I’m not saying that any particular company or sector is ripe for investing in – just that while no-one can predict the future, it is possible to come to some highly likely conclusions in many situations. With some more complicated math, it’s possible to come up with reasonable future estimates of a company’s earnings and from that, an estimate of its value. And even better, you don’t need to be the one to do that. That’s what the specialists are for.
Ultimately, I really don’t know whether markets will go up or will go down the day after you read this –and neither do you, but don’t let that short term noise stop you from making the wise decision to take advantage of Mr. Market, when it makes sense to do so, and to ignore him when that is more prudent.
“The man who had received five bags of gold brought the other five. ‘Master,’ he said, ‘you entrusted me with five bags of gold. See, I have gained five more.’”
– Mathew 25:20(NIV)

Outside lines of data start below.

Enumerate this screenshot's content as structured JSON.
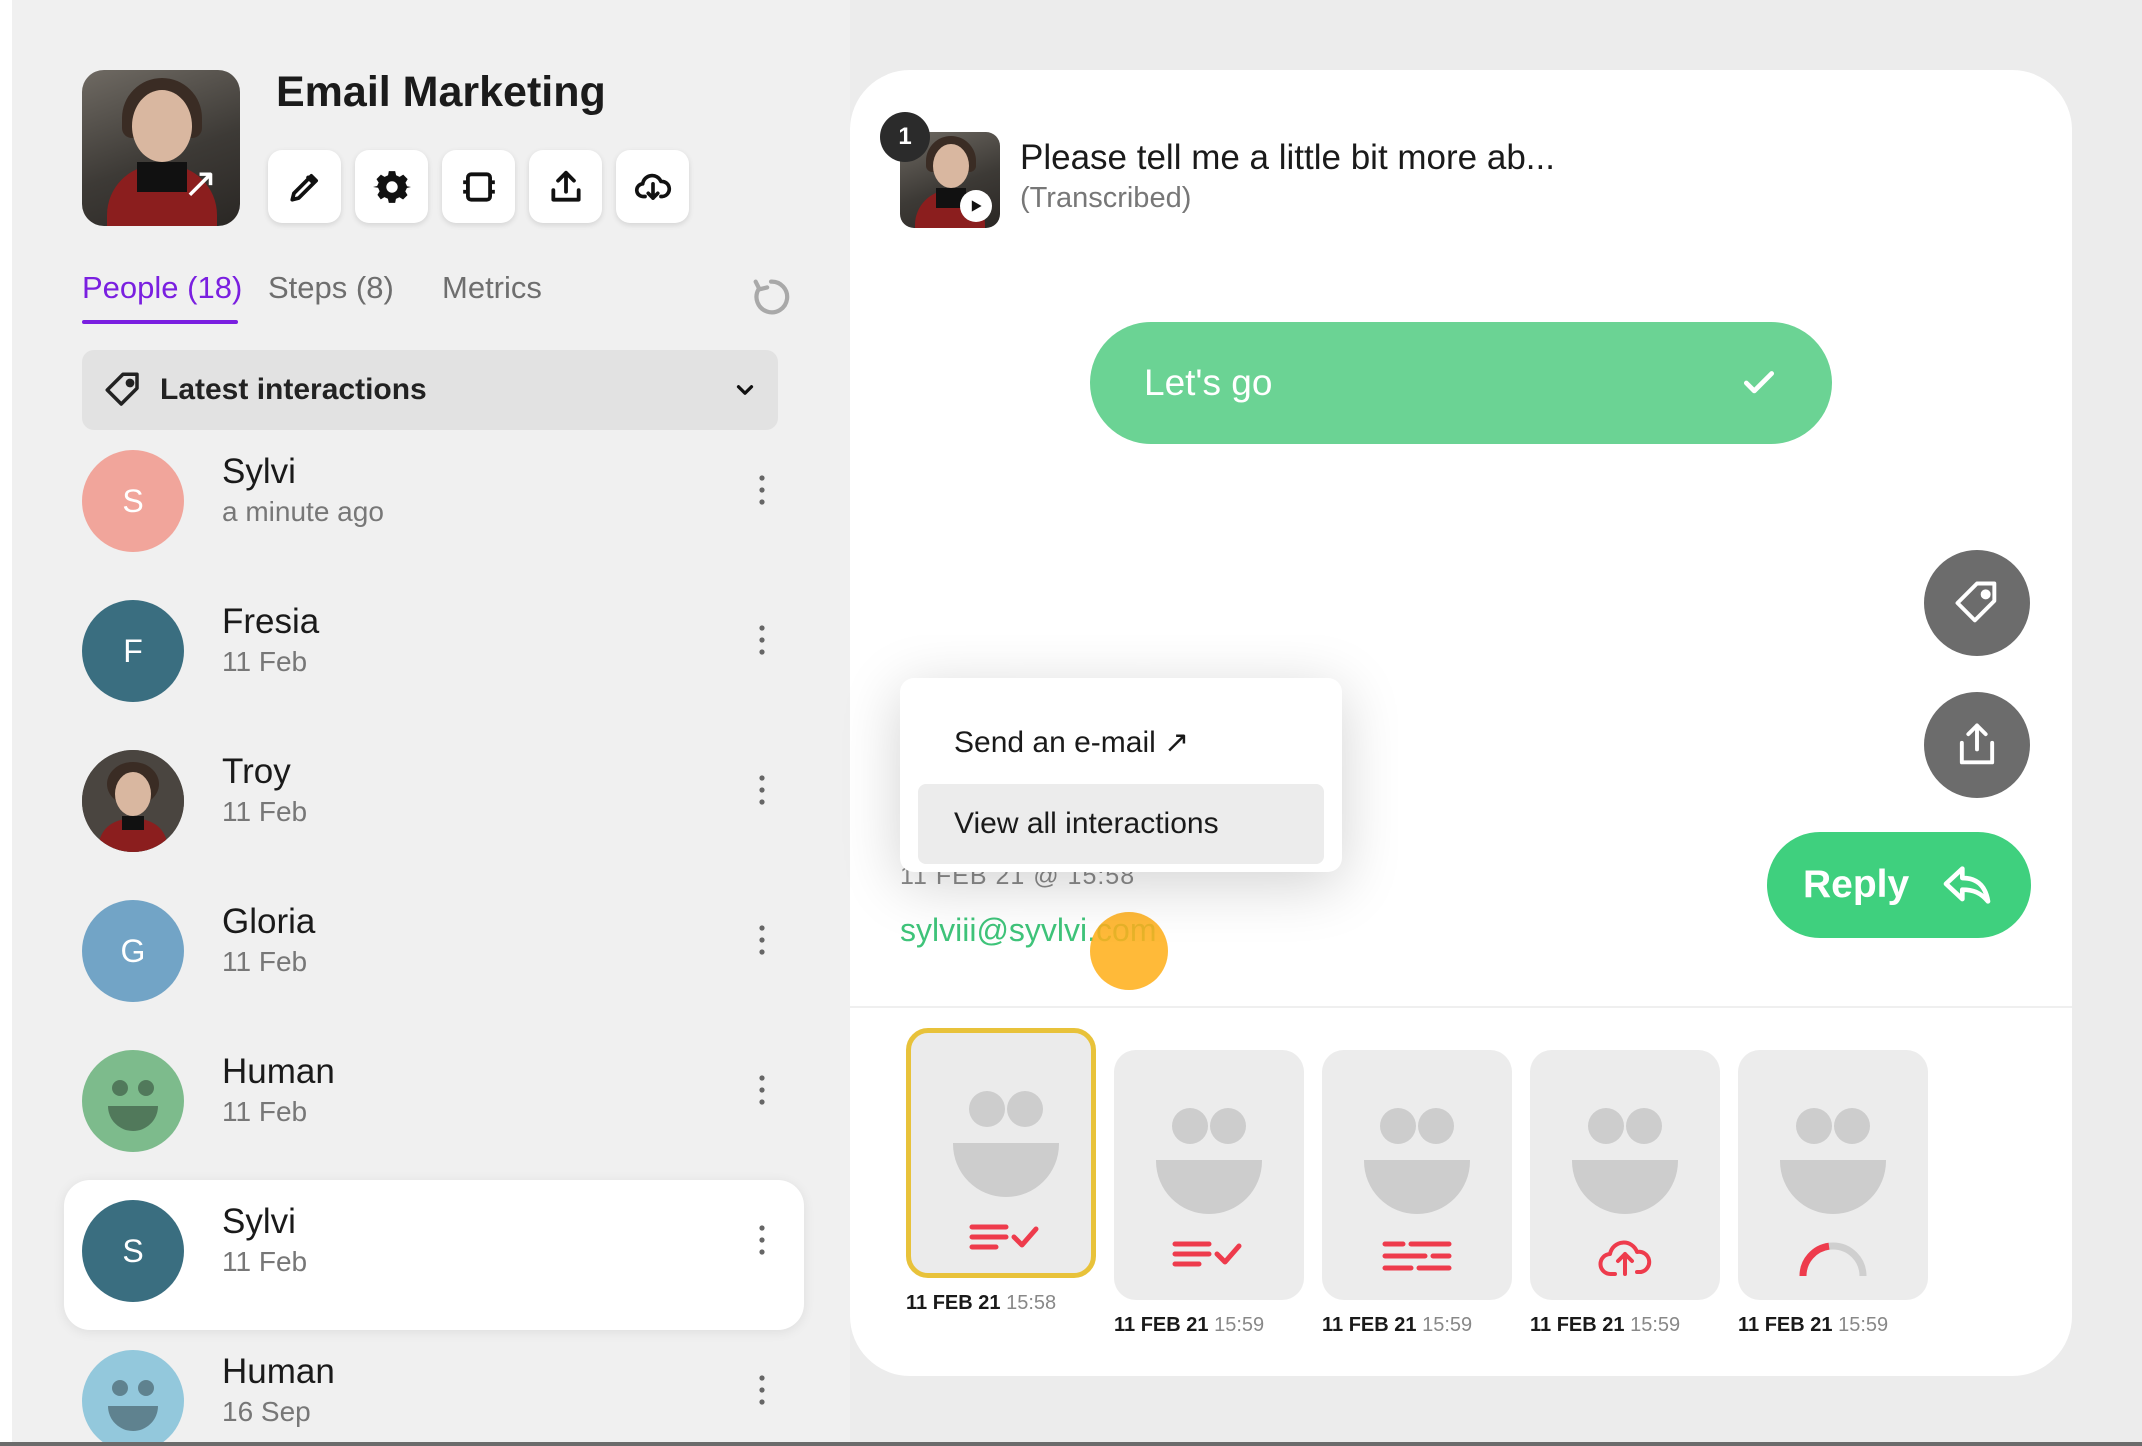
{
  "project": {
    "title": "Email Marketing",
    "thumb_icon": "open-external-arrow-icon",
    "thumb_arrow_glyph": "↗",
    "tools": [
      "pencil-icon",
      "gear-icon",
      "trim-icon",
      "upload-icon",
      "cloud-download-icon"
    ]
  },
  "tabs": [
    {
      "label": "People (18)",
      "active": true
    },
    {
      "label": "Steps (8)",
      "active": false
    },
    {
      "label": "Metrics",
      "active": false
    }
  ],
  "filter": {
    "label": "Latest interactions",
    "icon": "tag-icon"
  },
  "people": [
    {
      "name": "Sylvi",
      "when": "a minute ago",
      "initial": "S",
      "avatar": "letter",
      "color": "#f1a59b"
    },
    {
      "name": "Fresia",
      "when": "11 Feb",
      "initial": "F",
      "avatar": "letter",
      "color": "#3a6e80"
    },
    {
      "name": "Troy",
      "when": "11 Feb",
      "initial": "",
      "avatar": "photo",
      "color": "#4a4540"
    },
    {
      "name": "Gloria",
      "when": "11 Feb",
      "initial": "G",
      "avatar": "letter",
      "color": "#72a4c6"
    },
    {
      "name": "Human",
      "when": "11 Feb",
      "initial": "",
      "avatar": "smiley",
      "color": "#7dbb8c"
    },
    {
      "name": "Sylvi",
      "when": "11 Feb",
      "initial": "S",
      "avatar": "letter",
      "color": "#3a6e80",
      "selected": true
    },
    {
      "name": "Human",
      "when": "16 Sep",
      "initial": "",
      "avatar": "smiley",
      "color": "#93c8dc"
    }
  ],
  "question": {
    "number": "1",
    "text": "Please tell me a little bit more ab...",
    "subtext": "(Transcribed)"
  },
  "answer": {
    "label": "Let's go",
    "icon": "check-icon"
  },
  "popup": {
    "send_email": "Send an e-mail ↗",
    "view_all": "View all interactions"
  },
  "contact": {
    "datetime": "11 FEB 21 @ 15:58",
    "email": "sylviii@syvlvi.com"
  },
  "actions": {
    "reply_label": "Reply",
    "reply_icon": "reply-arrow-icon",
    "tag_icon": "tag-icon",
    "share_icon": "share-icon"
  },
  "responses": [
    {
      "date": "11 FEB 21",
      "time": "15:58",
      "status_icon": "text-check-icon",
      "active": true
    },
    {
      "date": "11 FEB 21",
      "time": "15:59",
      "status_icon": "text-check-icon",
      "active": false
    },
    {
      "date": "11 FEB 21",
      "time": "15:59",
      "status_icon": "text-lines-icon",
      "active": false
    },
    {
      "date": "11 FEB 21",
      "time": "15:59",
      "status_icon": "cloud-upload-icon",
      "active": false
    },
    {
      "date": "11 FEB 21",
      "time": "15:59",
      "status_icon": "progress-arc-icon",
      "active": false
    }
  ],
  "colors": {
    "accent_purple": "#7a1fe0",
    "green": "#3fd07e",
    "answer_green": "#6bd394",
    "status_red": "#ee3b4c",
    "fab_gray": "#6c6c6c"
  }
}
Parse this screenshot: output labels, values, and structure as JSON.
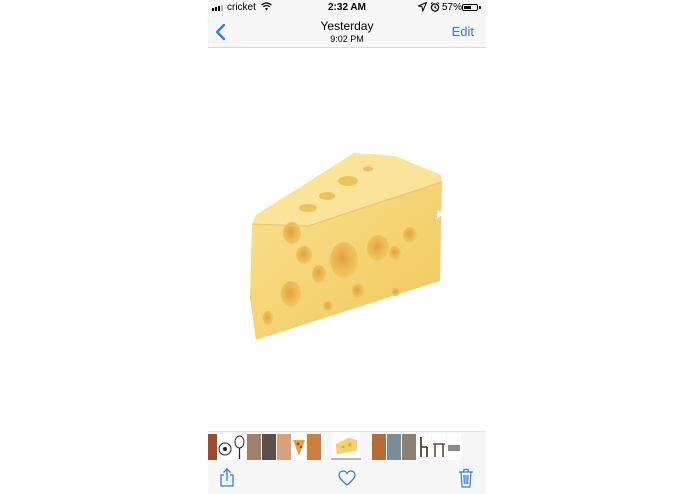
{
  "status_bar": {
    "carrier": "cricket",
    "time": "2:32 AM",
    "battery_percent": "57%",
    "battery_level": 0.57,
    "signal_bars": 3
  },
  "nav": {
    "title": "Yesterday",
    "subtitle": "9:02 PM",
    "edit_label": "Edit"
  },
  "icons": {
    "back": "chevron-left-icon",
    "share": "share-icon",
    "favorite": "heart-icon",
    "delete": "trash-icon"
  },
  "colors": {
    "accent": "#2d7cf6",
    "bar_background": "#f7f7f7",
    "cheese": "#f6d36f"
  }
}
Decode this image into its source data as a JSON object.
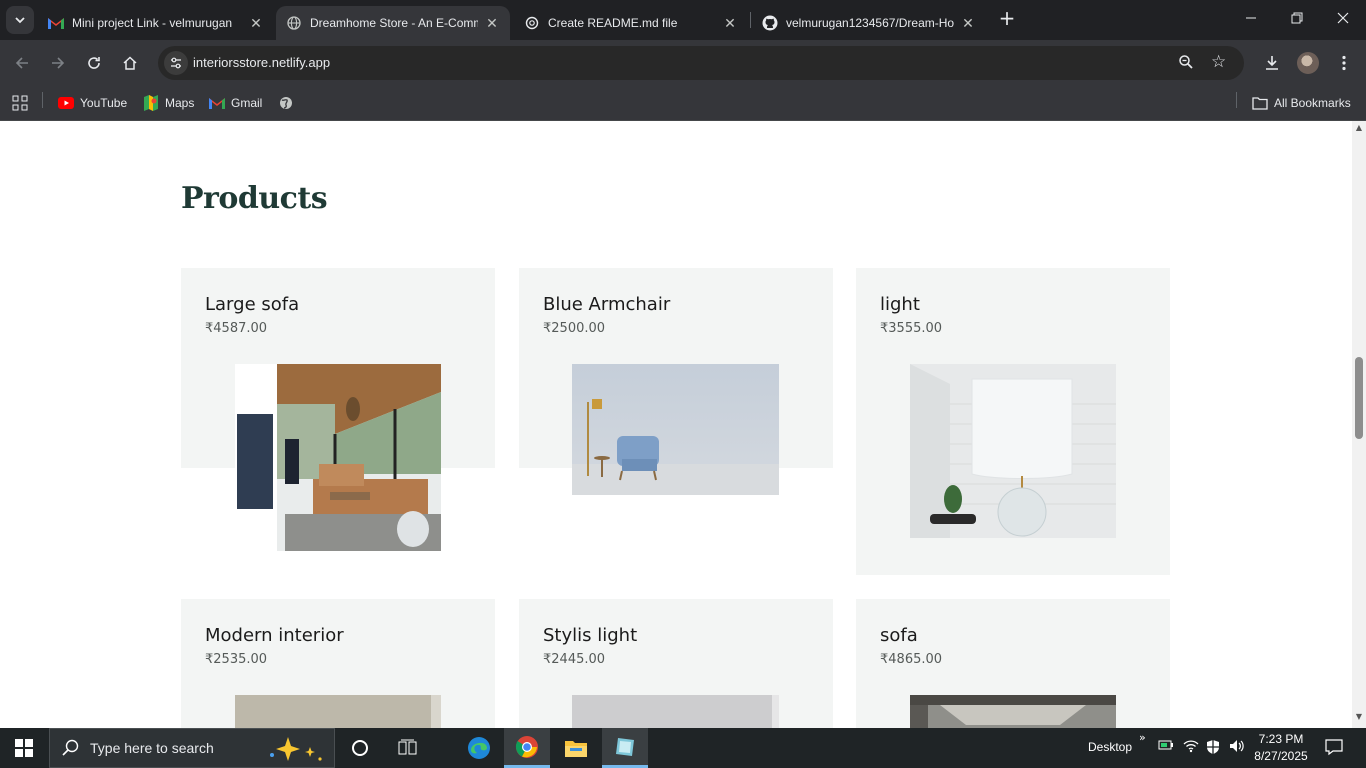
{
  "browser": {
    "tabs": [
      {
        "title": "Mini project Link - velmurugan",
        "icon": "gmail-icon"
      },
      {
        "title": "Dreamhome Store - An E-Comm",
        "icon": "page-icon",
        "active": true
      },
      {
        "title": "Create README.md file",
        "icon": "chatgpt-icon"
      },
      {
        "title": "velmurugan1234567/Dream-Ho",
        "icon": "github-icon"
      }
    ],
    "url": "interiorsstore.netlify.app",
    "bookmarks": [
      {
        "label": "YouTube",
        "icon": "youtube-icon"
      },
      {
        "label": "Maps",
        "icon": "maps-icon"
      },
      {
        "label": "Gmail",
        "icon": "gmail-icon"
      }
    ],
    "all_bookmarks": "All Bookmarks"
  },
  "page": {
    "title": "Products",
    "products": [
      {
        "name": "Large sofa",
        "price": "₹4587.00"
      },
      {
        "name": "Blue Armchair",
        "price": "₹2500.00"
      },
      {
        "name": "light",
        "price": "₹3555.00"
      },
      {
        "name": "Modern interior",
        "price": "₹2535.00"
      },
      {
        "name": "Stylis light",
        "price": "₹2445.00"
      },
      {
        "name": "sofa",
        "price": "₹4865.00"
      }
    ]
  },
  "taskbar": {
    "search_placeholder": "Type here to search",
    "desktop_label": "Desktop",
    "time": "7:23 PM",
    "date": "8/27/2025"
  }
}
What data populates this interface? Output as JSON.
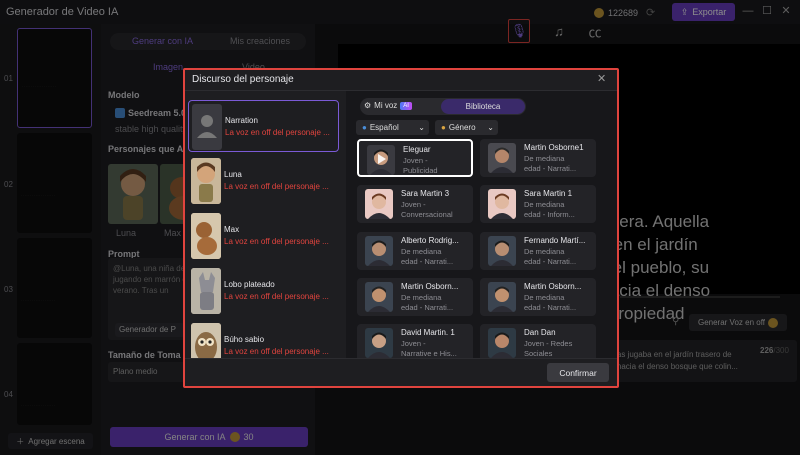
{
  "window": {
    "title": "Generador de Video IA",
    "credits": "122689",
    "export_label": "Exportar"
  },
  "scenes": {
    "numbers": [
      "01",
      "02",
      "03",
      "04"
    ],
    "add_label": "Agregar escena"
  },
  "side_panel": {
    "tabs": [
      "Generar con IA",
      "Mis creaciones"
    ],
    "subtabs": [
      "Imagen",
      "Video"
    ],
    "model_label": "Modelo",
    "model_name": "Seedream 5.0",
    "model_desc": "stable high quality",
    "characters_label": "Personajes que Apa",
    "characters": [
      "Luna",
      "Max"
    ],
    "prompt_label": "Prompt",
    "prompt_text": "@Luna, una niña de verano, jugando en verano, jugando en marrón de tamaño ladrando hacia el verano. Tras un",
    "prompt_generator": "Generador de P",
    "shot_size_label": "Tamaño de Toma",
    "shot_size_value": "Plano medio",
    "generate_label": "Generar con IA",
    "generate_cost": "30"
  },
  "main": {
    "preview_text": "nturera. Aquella\nba en el jardín\ns del pueblo, su\nr hacia el denso\n... propiedad",
    "generate_voice_label": "Generar Voz en off",
    "speech_text": "tras jugaba en el jardín trasero de\nr hacia el denso bosque que colin...",
    "speech_count": "226",
    "speech_max": "/300"
  },
  "modal": {
    "title": "Discurso del personaje",
    "characters": [
      {
        "name": "Narration",
        "desc": "La voz en off del personaje ..."
      },
      {
        "name": "Luna",
        "desc": "La voz en off del personaje ..."
      },
      {
        "name": "Max",
        "desc": "La voz en off del personaje ..."
      },
      {
        "name": "Lobo plateado",
        "desc": "La voz en off del personaje ..."
      },
      {
        "name": "Búho sabio",
        "desc": "La voz en off del personaje ..."
      }
    ],
    "tab_my_voice": "Mi voz",
    "ai_badge": "AI",
    "tab_library": "Biblioteca",
    "filter_language": "Español",
    "filter_gender": "Género",
    "voices": [
      {
        "name": "Eleguar",
        "line1": "Joven -",
        "line2": "Publicidad"
      },
      {
        "name": "Martin Osborne1",
        "line1": "De mediana",
        "line2": "edad - Narrati..."
      },
      {
        "name": "Sara Martin 3",
        "line1": "Joven -",
        "line2": "Conversacional"
      },
      {
        "name": "Sara Martin 1",
        "line1": "De mediana",
        "line2": "edad - Inform..."
      },
      {
        "name": "Alberto Rodrig...",
        "line1": "De mediana",
        "line2": "edad - Narrati..."
      },
      {
        "name": "Fernando Martí...",
        "line1": "De mediana",
        "line2": "edad - Narrati..."
      },
      {
        "name": "Martin Osborn...",
        "line1": "De mediana",
        "line2": "edad - Narrati..."
      },
      {
        "name": "Martin Osborn...",
        "line1": "De mediana",
        "line2": "edad - Narrati..."
      },
      {
        "name": "David Martin. 1",
        "line1": "Joven -",
        "line2": "Narrative e His..."
      },
      {
        "name": "Dan Dan",
        "line1": "Joven - Redes",
        "line2": "Sociales"
      }
    ],
    "confirm_label": "Confirmar"
  },
  "colors": {
    "accent": "#6b3fc4",
    "highlight": "#e0443e",
    "selection": "#7b5ad6"
  }
}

Arnold Machel, CFP® lives, works and worships in the White Rock/South Surrey area where he attends Gracepoint Community Church. He is a Certified Financial Planner with IPC Investment Corporation and Visionvest Financial Planning & Services. Questions and comments can be directed to him at email@example.com or through his website at www.visionvest.ca. Please note that all comments are of a general nature and should not be relied upon as individual advice. The views and opinions expressed in this commentary are those of Arnold Machel and may not necessarily reflect those of IPC Investment Corporation. While every attempt is made to ensure accuracy, facts and figures are not guaranteed.